+++ Input records
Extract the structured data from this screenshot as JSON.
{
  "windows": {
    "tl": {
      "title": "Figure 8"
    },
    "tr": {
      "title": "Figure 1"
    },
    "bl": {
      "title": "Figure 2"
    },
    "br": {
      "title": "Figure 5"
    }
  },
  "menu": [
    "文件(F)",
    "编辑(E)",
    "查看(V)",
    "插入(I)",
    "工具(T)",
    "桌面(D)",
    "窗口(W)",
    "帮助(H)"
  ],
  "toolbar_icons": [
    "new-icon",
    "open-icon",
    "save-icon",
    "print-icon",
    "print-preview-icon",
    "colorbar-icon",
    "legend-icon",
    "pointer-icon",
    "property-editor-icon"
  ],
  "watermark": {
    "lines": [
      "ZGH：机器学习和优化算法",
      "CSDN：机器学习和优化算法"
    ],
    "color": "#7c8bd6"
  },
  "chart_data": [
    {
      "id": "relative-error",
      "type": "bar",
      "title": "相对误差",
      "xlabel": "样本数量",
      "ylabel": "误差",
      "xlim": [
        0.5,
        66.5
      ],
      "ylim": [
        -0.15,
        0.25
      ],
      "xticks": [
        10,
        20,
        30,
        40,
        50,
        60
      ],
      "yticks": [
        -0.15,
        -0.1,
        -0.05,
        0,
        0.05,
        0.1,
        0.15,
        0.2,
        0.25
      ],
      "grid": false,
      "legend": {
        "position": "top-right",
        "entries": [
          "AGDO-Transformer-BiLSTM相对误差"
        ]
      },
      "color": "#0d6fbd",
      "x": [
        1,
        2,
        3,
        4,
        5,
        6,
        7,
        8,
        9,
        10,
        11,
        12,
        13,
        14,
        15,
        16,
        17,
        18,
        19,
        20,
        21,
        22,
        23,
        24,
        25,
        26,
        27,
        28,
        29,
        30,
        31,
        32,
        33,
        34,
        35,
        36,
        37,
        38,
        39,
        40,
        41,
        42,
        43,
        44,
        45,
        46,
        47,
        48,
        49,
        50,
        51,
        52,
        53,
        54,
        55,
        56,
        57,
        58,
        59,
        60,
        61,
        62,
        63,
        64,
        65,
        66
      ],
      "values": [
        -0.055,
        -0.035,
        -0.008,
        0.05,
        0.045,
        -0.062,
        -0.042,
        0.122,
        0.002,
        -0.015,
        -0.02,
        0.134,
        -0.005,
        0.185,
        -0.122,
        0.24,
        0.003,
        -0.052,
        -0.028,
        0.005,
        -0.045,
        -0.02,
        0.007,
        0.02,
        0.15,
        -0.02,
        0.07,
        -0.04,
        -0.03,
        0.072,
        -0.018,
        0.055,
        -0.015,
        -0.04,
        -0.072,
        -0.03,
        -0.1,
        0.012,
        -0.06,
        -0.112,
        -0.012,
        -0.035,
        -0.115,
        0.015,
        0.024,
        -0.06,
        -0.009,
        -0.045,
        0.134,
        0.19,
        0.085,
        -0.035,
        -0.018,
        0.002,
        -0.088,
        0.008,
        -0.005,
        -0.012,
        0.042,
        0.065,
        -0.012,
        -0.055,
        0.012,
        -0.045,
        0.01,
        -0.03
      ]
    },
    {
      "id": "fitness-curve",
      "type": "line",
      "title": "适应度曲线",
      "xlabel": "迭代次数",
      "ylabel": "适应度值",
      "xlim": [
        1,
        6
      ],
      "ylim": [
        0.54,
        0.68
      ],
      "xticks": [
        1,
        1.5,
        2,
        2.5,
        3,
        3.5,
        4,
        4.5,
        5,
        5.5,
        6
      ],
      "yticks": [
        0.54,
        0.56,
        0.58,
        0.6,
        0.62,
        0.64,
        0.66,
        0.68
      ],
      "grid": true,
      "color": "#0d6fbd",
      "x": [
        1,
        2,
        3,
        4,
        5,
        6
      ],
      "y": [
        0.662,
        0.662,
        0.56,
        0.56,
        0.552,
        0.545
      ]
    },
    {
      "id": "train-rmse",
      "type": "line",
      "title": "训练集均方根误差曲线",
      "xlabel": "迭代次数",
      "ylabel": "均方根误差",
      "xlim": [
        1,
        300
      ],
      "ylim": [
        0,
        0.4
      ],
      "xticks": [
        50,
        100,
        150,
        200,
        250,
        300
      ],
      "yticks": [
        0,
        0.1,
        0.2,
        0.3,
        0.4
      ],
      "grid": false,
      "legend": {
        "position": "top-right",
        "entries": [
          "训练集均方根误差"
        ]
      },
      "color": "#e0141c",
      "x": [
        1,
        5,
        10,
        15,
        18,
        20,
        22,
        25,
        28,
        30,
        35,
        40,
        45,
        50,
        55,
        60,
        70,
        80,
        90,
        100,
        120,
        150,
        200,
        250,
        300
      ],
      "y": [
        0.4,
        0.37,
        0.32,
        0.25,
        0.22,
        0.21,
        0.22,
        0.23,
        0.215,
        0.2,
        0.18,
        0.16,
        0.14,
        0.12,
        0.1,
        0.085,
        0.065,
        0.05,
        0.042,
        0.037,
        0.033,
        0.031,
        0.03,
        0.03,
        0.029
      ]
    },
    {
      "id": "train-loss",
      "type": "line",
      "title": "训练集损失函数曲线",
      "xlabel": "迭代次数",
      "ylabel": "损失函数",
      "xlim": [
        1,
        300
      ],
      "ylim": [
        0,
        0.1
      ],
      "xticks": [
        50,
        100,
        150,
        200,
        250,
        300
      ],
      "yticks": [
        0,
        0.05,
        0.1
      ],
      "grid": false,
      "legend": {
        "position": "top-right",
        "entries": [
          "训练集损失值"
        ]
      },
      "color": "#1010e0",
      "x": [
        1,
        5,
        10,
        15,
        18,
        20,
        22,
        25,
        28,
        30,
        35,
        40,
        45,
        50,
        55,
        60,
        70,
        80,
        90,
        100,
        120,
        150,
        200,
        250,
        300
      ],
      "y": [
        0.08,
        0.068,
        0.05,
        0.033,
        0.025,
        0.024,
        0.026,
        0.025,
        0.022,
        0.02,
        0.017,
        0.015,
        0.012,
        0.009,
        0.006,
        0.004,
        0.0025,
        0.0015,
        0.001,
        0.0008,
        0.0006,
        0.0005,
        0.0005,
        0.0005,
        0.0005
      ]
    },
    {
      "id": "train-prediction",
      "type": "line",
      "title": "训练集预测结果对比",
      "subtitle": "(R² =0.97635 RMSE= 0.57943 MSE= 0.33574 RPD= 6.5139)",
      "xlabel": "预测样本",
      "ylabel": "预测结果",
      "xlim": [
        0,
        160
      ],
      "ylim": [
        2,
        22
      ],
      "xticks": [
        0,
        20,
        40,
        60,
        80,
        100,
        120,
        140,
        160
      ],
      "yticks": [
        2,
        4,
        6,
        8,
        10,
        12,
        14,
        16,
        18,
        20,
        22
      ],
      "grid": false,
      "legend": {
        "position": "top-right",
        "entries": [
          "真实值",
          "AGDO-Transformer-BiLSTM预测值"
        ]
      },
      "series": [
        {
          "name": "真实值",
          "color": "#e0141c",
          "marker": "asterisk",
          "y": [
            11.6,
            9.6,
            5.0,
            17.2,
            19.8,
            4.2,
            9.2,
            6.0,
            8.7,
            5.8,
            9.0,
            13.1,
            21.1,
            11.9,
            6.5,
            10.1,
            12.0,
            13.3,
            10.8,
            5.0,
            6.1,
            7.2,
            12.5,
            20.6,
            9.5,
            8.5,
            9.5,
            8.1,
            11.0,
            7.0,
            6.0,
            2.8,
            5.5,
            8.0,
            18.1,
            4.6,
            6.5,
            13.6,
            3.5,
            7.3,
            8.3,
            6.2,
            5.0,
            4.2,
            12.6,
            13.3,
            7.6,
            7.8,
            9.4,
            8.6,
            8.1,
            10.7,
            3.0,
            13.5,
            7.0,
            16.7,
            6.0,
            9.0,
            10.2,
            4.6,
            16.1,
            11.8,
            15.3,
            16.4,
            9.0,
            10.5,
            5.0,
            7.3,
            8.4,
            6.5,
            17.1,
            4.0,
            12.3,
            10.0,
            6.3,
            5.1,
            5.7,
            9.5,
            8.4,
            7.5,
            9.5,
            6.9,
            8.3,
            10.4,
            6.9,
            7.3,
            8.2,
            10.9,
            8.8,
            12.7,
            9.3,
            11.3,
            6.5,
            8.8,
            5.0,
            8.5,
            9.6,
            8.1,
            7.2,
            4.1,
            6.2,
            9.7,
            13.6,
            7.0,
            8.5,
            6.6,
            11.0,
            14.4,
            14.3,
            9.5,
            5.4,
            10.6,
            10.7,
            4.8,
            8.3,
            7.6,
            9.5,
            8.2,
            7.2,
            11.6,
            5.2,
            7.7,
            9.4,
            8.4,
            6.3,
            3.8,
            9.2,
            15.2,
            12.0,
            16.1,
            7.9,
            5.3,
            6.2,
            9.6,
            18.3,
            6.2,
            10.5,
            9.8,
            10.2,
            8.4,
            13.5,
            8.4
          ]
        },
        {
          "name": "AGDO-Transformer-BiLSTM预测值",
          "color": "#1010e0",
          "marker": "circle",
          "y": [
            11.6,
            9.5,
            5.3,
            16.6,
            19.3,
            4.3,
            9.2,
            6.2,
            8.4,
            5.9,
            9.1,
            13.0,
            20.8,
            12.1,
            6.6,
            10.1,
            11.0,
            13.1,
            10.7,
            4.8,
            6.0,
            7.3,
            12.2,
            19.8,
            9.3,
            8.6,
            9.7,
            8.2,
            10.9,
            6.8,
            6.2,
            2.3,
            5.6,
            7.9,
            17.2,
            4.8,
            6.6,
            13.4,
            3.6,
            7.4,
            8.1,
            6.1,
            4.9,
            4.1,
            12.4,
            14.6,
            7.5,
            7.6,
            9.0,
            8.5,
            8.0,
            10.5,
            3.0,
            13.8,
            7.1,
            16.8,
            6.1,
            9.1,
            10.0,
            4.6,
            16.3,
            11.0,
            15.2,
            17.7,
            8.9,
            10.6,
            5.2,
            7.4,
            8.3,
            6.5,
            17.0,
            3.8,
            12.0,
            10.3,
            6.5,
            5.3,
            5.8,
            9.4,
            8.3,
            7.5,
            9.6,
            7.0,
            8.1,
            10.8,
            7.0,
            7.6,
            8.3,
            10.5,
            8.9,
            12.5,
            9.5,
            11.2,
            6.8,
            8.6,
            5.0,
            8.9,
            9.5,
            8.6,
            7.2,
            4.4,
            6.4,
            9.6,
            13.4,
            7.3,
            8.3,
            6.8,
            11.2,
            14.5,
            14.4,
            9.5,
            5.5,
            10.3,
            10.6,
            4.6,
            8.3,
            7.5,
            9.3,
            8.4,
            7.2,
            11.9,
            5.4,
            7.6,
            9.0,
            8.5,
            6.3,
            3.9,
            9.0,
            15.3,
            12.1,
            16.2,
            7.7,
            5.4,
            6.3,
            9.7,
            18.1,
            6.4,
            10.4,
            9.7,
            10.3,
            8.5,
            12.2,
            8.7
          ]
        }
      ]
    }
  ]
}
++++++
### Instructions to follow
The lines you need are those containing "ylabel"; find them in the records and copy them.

### Solution to this task
      "ylabel": "误差",
      "ylabel": "适应度值",
      "ylabel": "均方根误差",
      "ylabel": "损失函数",
      "ylabel": "预测结果",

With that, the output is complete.